In Wednesday’s posts on one of my favorite blogs, The Passive Voice, are two “must-read” articles.
The first is an interview with multi-published author Jodi Picoult from The Daily Beast. Among other interesting items of advice--especially why she doesn’t believe in writer’s block--is her comment: AND NEVER SELF-PUBLISH. I put that in capitals because it’s printed like that in the article, so apparently Ms. Picoult was adamant about it. However, she never explained why and the interviewer never asked her.
Scroll down a little to the article, “Submit, Quit or Self-Publish it.” Here Randy Henderson points out that, while some advice to writers includes the option to self-publish, too many writers go straight to that instead of first submitting to agents and/or editors, get rejected a few times and learn how to improve. Only when you’re convinced it’s publishable but was rejected for other reasons than quality, should you self-publish.
It’s no secret that the ease and low cost of self-publishing has brought out thousands of people who get a big ego-boost telling friends and family they’re now a published author. And statistics show that the average SP author sells fewer than 100 books.

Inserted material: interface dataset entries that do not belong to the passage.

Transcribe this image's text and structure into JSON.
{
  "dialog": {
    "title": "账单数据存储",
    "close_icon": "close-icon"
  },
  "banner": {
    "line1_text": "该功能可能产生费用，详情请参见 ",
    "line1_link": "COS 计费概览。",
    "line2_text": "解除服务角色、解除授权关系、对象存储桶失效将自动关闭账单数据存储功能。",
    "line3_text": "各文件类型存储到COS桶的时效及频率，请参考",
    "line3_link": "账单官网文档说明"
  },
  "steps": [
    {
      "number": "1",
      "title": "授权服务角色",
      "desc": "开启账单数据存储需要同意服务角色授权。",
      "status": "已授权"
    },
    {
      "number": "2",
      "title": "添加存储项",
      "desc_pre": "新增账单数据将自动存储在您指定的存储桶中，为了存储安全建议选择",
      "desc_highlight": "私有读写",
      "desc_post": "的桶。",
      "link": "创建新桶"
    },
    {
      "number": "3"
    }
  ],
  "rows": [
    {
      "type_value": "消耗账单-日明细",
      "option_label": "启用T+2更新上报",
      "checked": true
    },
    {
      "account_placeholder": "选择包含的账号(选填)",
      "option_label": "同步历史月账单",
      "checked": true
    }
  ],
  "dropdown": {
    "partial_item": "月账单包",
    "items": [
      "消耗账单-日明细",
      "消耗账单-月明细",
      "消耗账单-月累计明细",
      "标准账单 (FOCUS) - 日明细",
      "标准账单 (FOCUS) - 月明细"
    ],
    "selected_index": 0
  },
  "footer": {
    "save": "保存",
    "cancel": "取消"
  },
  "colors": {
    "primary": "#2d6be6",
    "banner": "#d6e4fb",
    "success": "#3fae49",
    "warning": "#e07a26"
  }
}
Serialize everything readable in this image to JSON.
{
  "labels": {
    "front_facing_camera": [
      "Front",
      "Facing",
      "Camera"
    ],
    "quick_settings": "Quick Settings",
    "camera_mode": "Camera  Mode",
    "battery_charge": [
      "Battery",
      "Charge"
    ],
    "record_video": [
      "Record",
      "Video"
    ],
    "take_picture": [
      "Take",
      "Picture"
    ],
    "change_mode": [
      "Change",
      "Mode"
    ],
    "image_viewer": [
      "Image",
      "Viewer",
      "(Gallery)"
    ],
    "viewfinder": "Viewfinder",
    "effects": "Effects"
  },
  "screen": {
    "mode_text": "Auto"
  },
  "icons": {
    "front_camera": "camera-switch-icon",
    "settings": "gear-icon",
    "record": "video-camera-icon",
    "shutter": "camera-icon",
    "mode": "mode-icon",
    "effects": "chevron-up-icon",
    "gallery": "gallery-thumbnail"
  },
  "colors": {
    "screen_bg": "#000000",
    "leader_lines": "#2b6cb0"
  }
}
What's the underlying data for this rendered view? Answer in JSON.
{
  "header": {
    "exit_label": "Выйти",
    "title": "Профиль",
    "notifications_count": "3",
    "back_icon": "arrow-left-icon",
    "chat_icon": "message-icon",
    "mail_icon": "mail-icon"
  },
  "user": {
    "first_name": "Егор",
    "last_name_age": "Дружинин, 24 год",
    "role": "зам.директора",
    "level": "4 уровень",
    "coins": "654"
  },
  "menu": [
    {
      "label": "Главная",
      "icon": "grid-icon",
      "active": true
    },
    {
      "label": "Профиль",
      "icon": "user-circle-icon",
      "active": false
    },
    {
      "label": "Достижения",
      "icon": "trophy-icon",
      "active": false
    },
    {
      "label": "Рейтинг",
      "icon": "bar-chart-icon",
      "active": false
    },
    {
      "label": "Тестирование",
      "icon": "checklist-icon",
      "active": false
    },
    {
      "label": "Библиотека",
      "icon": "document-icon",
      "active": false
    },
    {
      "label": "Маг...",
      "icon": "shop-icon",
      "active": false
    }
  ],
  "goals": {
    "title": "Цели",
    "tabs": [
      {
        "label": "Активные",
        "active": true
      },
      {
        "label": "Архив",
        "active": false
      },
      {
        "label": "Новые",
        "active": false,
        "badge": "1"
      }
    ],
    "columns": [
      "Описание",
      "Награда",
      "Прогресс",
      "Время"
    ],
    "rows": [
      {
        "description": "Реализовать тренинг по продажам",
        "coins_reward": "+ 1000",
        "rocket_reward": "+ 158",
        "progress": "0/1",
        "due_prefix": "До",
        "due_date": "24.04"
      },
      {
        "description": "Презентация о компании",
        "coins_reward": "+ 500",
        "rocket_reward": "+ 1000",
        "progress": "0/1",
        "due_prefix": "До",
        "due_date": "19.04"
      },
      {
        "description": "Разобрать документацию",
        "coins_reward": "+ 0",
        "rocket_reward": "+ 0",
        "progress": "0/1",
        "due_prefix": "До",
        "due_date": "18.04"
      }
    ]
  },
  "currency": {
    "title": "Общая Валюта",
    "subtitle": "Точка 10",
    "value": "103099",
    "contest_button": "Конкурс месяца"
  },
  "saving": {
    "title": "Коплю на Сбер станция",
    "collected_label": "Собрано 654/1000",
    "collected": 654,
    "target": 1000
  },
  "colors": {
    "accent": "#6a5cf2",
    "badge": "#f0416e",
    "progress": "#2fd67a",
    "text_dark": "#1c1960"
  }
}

Another article you can also find on The Passive Voice is about how children are getting their “books” published, thanks to--of course--Mom and Dad who pay for it. “What’s next?” asked novelist Tom Robbins, “Kiddie architects, juvenile dentists, eleven-year-old rocket scientists? There are no prodigies in literature. Literature requires experience in a way that mathematics and music do not.”
I guess, in this era of boosting children’s “self-esteem,” that was bound to happen. I hope they have fun, and perhaps some of them will eventually turn out to be the next Randy Henderson or Jodi Picoult. In the meantime, we mature, even “over-the-hill” authors, must keep writing and improving whether we’re self- or traditionally published. And I have no quarrel with those who, because of advancing age, can’t wait years to go through the submitting process and then, if accepted, wait some more before their book is actually published, when Amazon can do it in weeks.
I did the “submit and get rejected” thing for years, and I know that each rejection--and especially comments about why it was rejected--made me work harder to provide a quality product. As I’ve always said, “I don’t write: I rewrite.” Thirteen books accepted by editors and published by traditional publishers (although not the Big Six) tell me the extra work paid off. My fourteenth, a mystery by Mainly Murder Press, is due in July.
However, I’m not against self-publishing. I’ve done that too. Because I started so long ago, I was forced to “submit and get rejected.” There was no Amazon in those days and self-publishing meant doing all the work yourself, hiring a printer to print your books, and then--in order to keep the per-volume price reasonable--ordering 3000 copies (for roughly $10,000) which lived in your garage. I had a few friends who did that.
I’ve put my older books, which are now called “back-list,” on Amazon and Smashwords, and I’m about to try Amazon Singles for the many short stories I wrote before switching to novels. If the three books currently out to “big” publishers, get rejected again I might self-publish those too.
Are you trying both traditional and self-publishing? Tell me how that’s working for you.
The Passive Voice
The Daily Beast